■ Exercise instructions: Make an exact copy of every entry, leaving the pictures out.

■ Source data:
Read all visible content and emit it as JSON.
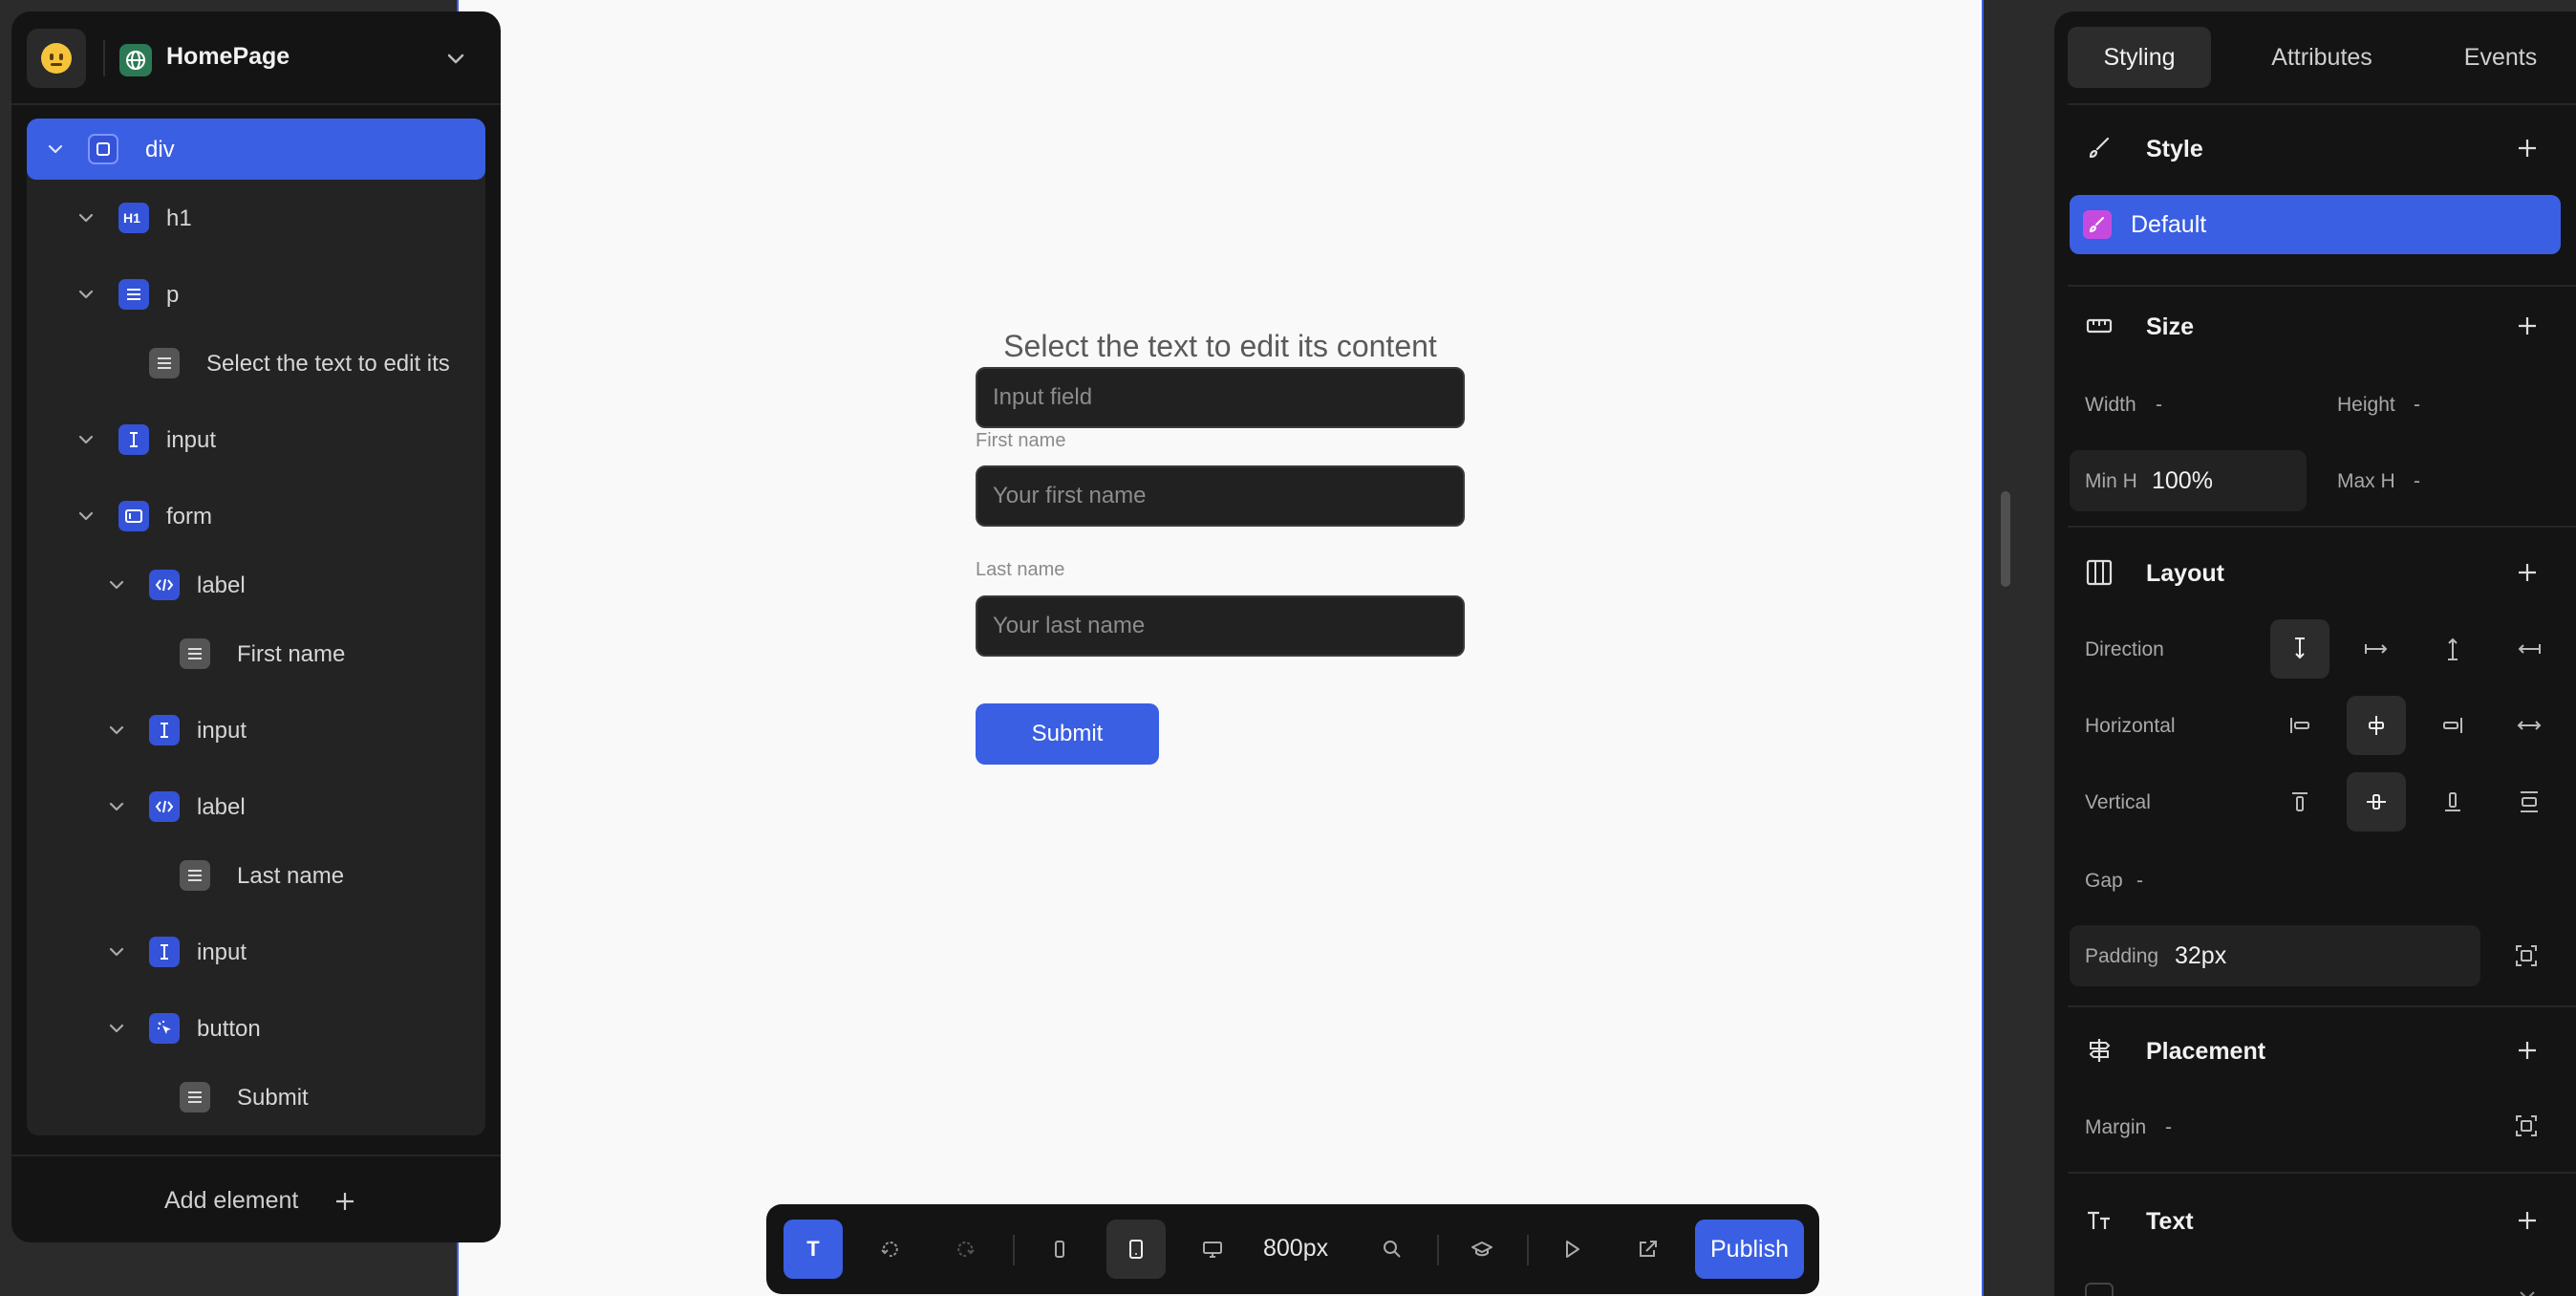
{
  "left_panel": {
    "page_name": "HomePage",
    "add_element_label": "Add element",
    "tree": [
      {
        "label": "div"
      },
      {
        "label": "h1",
        "icon_text": "H1"
      },
      {
        "label": "p"
      },
      {
        "label": "Select the text to edit its"
      },
      {
        "label": "input"
      },
      {
        "label": "form"
      },
      {
        "label": "label"
      },
      {
        "label": "First name"
      },
      {
        "label": "input"
      },
      {
        "label": "label"
      },
      {
        "label": "Last name"
      },
      {
        "label": "input"
      },
      {
        "label": "button"
      },
      {
        "label": "Submit"
      }
    ]
  },
  "canvas": {
    "title": "Select the text to edit its content",
    "input_placeholder": "Input field",
    "first_name_label": "First name",
    "first_name_placeholder": "Your first name",
    "last_name_label": "Last name",
    "last_name_placeholder": "Your last name",
    "submit_label": "Submit"
  },
  "toolbar": {
    "text_tool_glyph": "T",
    "width_label": "800px",
    "publish_label": "Publish"
  },
  "right_panel": {
    "tabs": [
      "Styling",
      "Attributes",
      "Events"
    ],
    "style": {
      "title": "Style",
      "default_label": "Default"
    },
    "size": {
      "title": "Size",
      "width_label": "Width",
      "width_value": "-",
      "height_label": "Height",
      "height_value": "-",
      "min_h_label": "Min H",
      "min_h_value": "100%",
      "max_h_label": "Max H",
      "max_h_value": "-"
    },
    "layout": {
      "title": "Layout",
      "direction_label": "Direction",
      "horizontal_label": "Horizontal",
      "vertical_label": "Vertical",
      "gap_label": "Gap",
      "gap_value": "-",
      "padding_label": "Padding",
      "padding_value": "32px"
    },
    "placement": {
      "title": "Placement",
      "margin_label": "Margin",
      "margin_value": "-"
    },
    "text": {
      "title": "Text"
    }
  }
}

■ Reply:
Read all visible content and emit it as JSON.
{
  "left_panel": {
    "page_name": "HomePage",
    "add_element_label": "Add element",
    "tree": [
      {
        "label": "div"
      },
      {
        "label": "h1",
        "icon_text": "H1"
      },
      {
        "label": "p"
      },
      {
        "label": "Select the text to edit its"
      },
      {
        "label": "input"
      },
      {
        "label": "form"
      },
      {
        "label": "label"
      },
      {
        "label": "First name"
      },
      {
        "label": "input"
      },
      {
        "label": "label"
      },
      {
        "label": "Last name"
      },
      {
        "label": "input"
      },
      {
        "label": "button"
      },
      {
        "label": "Submit"
      }
    ]
  },
  "canvas": {
    "title": "Select the text to edit its content",
    "input_placeholder": "Input field",
    "first_name_label": "First name",
    "first_name_placeholder": "Your first name",
    "last_name_label": "Last name",
    "last_name_placeholder": "Your last name",
    "submit_label": "Submit"
  },
  "toolbar": {
    "text_tool_glyph": "T",
    "width_label": "800px",
    "publish_label": "Publish"
  },
  "right_panel": {
    "tabs": [
      "Styling",
      "Attributes",
      "Events"
    ],
    "style": {
      "title": "Style",
      "default_label": "Default"
    },
    "size": {
      "title": "Size",
      "width_label": "Width",
      "width_value": "-",
      "height_label": "Height",
      "height_value": "-",
      "min_h_label": "Min H",
      "min_h_value": "100%",
      "max_h_label": "Max H",
      "max_h_value": "-"
    },
    "layout": {
      "title": "Layout",
      "direction_label": "Direction",
      "horizontal_label": "Horizontal",
      "vertical_label": "Vertical",
      "gap_label": "Gap",
      "gap_value": "-",
      "padding_label": "Padding",
      "padding_value": "32px"
    },
    "placement": {
      "title": "Placement",
      "margin_label": "Margin",
      "margin_value": "-"
    },
    "text": {
      "title": "Text"
    }
  }
}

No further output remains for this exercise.